Lumpectomy is usually successful in removing all signs of cancer, and generally leaves you with a very normal looking breast. Lumpectomy is often paired with radiation therapy in order to ensure the best treatment possible.
Mastectomy is a surgical procedure that is used to remove all cancerous tissues in the breast area. During a mastectomy, your entire breast is removed. Mastectomy may also involve the removal of lymph nodes or chest wall muscles that may be infected with cancer cells. There are various different types of mastectomy to choose from:
- Simple Mastectomy: A simple (or total) mastectomy removes your entire breast, along with itï¿½s skin and nipple. All lymph nodes are left behind.
- Modified Radical: Modified radical mastectomies are the most commonly performed mastectomies. This procedures removes the entire breast, along with nipple and areola, and axillary lymph nodes.

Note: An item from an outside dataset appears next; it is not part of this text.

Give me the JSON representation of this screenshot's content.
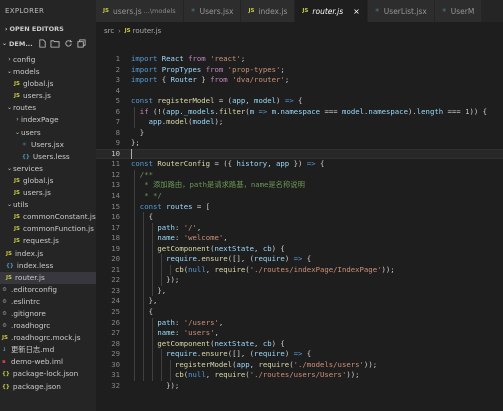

- Radical Mastectomy: The radical mastectomy removes the entire breast, nipple, and areola, along with accompanying lymph nodes. Major and minor chest muscles located beneath the breast are also removed. This type of mastectomy is rarely performed nowadays, because it is so extreme.
- Partial Mastectomy: A partial mastectomy removes only a portion of your breast tissue. It is typically performed when the cancer cells are located in only one specific area of the breast.
Radiation therapy uses high energy x-rays to damage and kill cancer cells. It can be used to shrink tumors or to control the growth of your breast cancer. It is often used after lumpectomy or mastectomy procedures. There are two types of radiation therapy:
- External Beam Radiation: External beam radiation is the most common type of radiation therapy. This type of radiation is delivered through a machine to specific areas of your body. It is typically painless, but can cause side effects including fatigue, loss of appetite, and a sunburn-like rash.
- Internal Radiation: Internal radiation (also known as brachytherapy) is now being used more often in breast cancer treatment. This treatment involves placing radioactive materials inside the breast, in areas where cancer has been detected. Between 10 and 20 plastic catheters are inserted into the breast. Radioactive pellets are then placed inside these catheters and work to kill cancer cells. Internal radiation is associated with some side effects, including fatigue, infection, and infertility.
Chemotherapy is a treatment regimen comprised of a variety of anti-cancer drugs. These drugs help to kill cancer cells and shrink tumors. They can also be used to control the growth of breast cancer or to prevent its recurrence. Often given through an intravenous catheter, chemotherapy can also be administered orally or through intramuscular injection. Chemotherapy often incorporates more than one type of drug. Known as combination chemotherapy, the use of two to three anti-cancer drugs is much more effective than the use of just one.
Each chemotherapy regimen must be tailored to the individual patient, and can last anywhere between two and twelve months. Unfortunately, chemotherapy is associated with a number of side effects. Chemotherapy drugs also kill healthy cells throughout the body, which can leave you prone to infection, mouth sores, and cause your hair to fall out. Chemotherapy also causes nausea, vomiting, and fatigue.
Some cancer cells feed off of hormones produced by your body, particularly estrogen and progesterone. Hormone therapy works to block the production of these hormones, starving the cancer cells. Tamoxifen therapy is the leading type of hormone therapy used for breast cancer treatment. Taken orally, tamoxifen is highly effective at killing cancer cells, however, it does affect normal, healthy cells too. Hormone therapy is generally reserved for postmenopausal women although it may be used in pre-menopausal women occasionally. Side effects include: nausea, depression, and vomiting.